Malay Reserved Land Case Study

1211 Words5 Pages

5.1 Waqaf the Malay Reservation land

Another way to save Malay Reserved Land, one of it is waqaf. In this situation, usually waqaf is popular associated with the construction of cemetery, madrasah, and mosque. It is not yet popularized for business and residential area. If the Malay’s people have waqaf their land to the market so that it can be used by Malay people, the leased may be cheap or may also be free, where the traders only pay the cost of waste management. When someone doing sale and purchase at a night market as an example, it will affect to lower the costs in turn will lower the price of goods and sold.
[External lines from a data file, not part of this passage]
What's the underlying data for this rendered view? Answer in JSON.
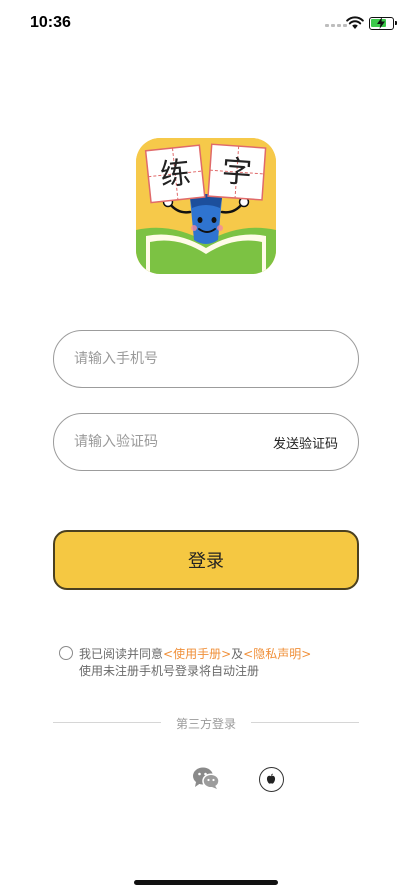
{
  "status_bar": {
    "time": "10:36"
  },
  "logo": {
    "char_left": "练",
    "char_right": "字"
  },
  "form": {
    "phone_placeholder": "请输入手机号",
    "code_placeholder": "请输入验证码",
    "send_code_label": "发送验证码",
    "login_label": "登录"
  },
  "agreement": {
    "prefix": "我已阅读并同意",
    "manual_link": "<使用手册>",
    "and": "及",
    "privacy_link": "<隐私声明>",
    "note": "使用未注册手机号登录将自动注册"
  },
  "third_party": {
    "label": "第三方登录"
  },
  "colors": {
    "accent": "#f5c842",
    "link": "#f0903a",
    "logo_green": "#7cc243"
  }
}
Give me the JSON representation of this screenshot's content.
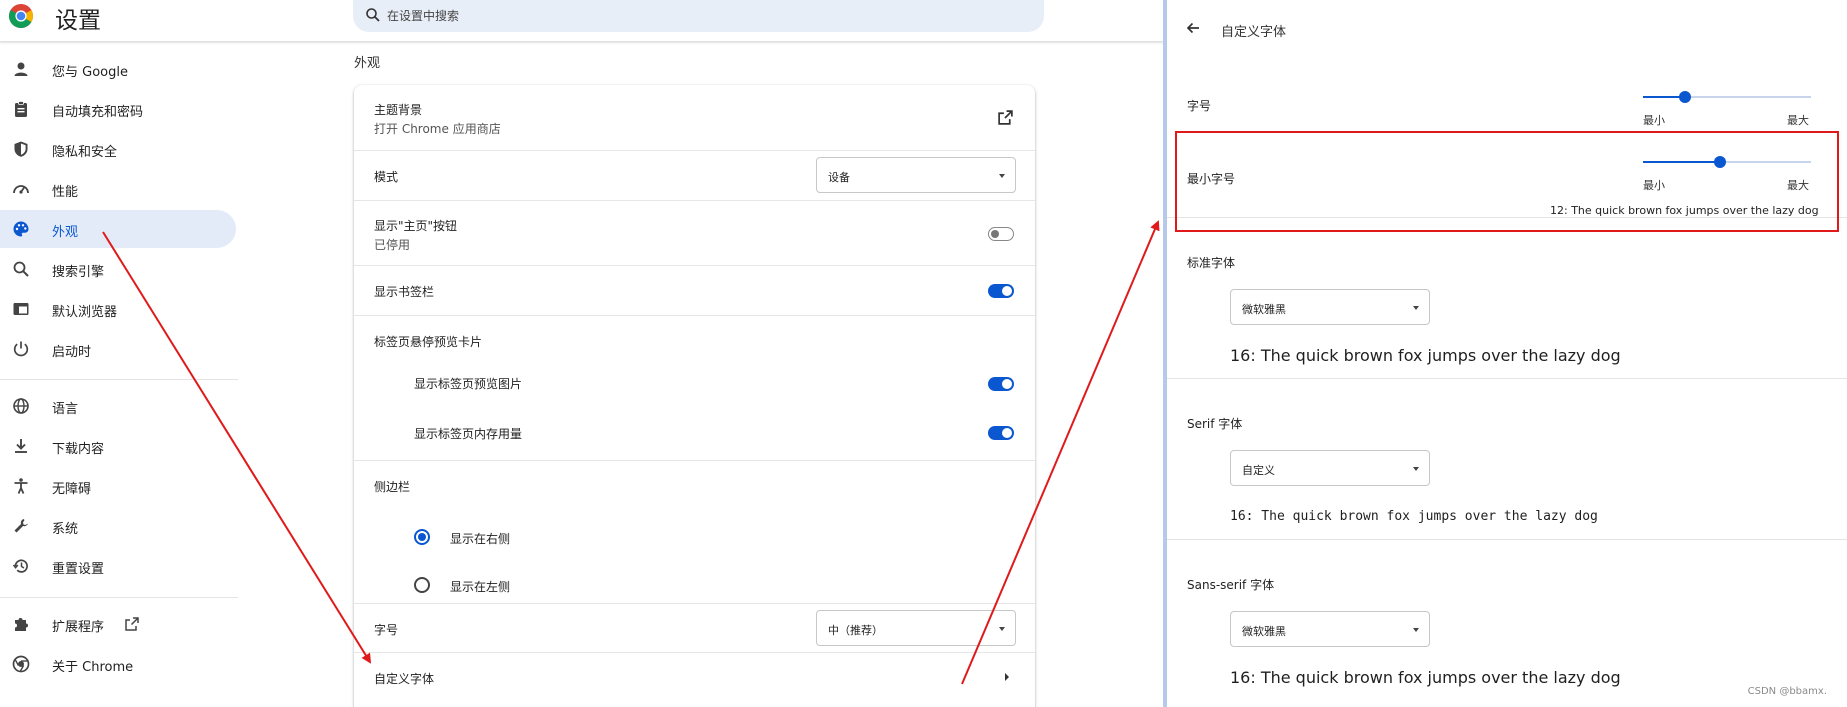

Not only that, we should also need to waqaf land for housing. As in the specialization in urban areas, usually young people who work in the city is only temporary and nomadic lifestyle.Most of them are choose to return to their hometown after finishes their work. Most of the people thought it was better to pay at the bank every month which would later become their’s property rather than pay rent every month but the property does not own by them. The issue here is the monthly payment for the rent and installments payment with bank is around the same values.
…show more content…
Before independence, we blame the British as a factor Malay Reserve Land fell into the hands of others and cause of the Malays in the rural area. But now after almost 59 years, the Malay reserve land is still the concern of the Malays. Among the concerns of the Malays is the fact that the percentage area of Malay reserve land as in the state of Selangor, Pahang and Negeri Sembilan recorded a decrease of more than 50% of the original amount declared the Malays Reserved. Thus, every Malay leaders should recall the speech of Tunku Abdul Rahman in 1951 that urged Malay Reserved Land to be preserved and vacant land in the city is saved for the

More about Malay Reserved Land Case Study

Open Document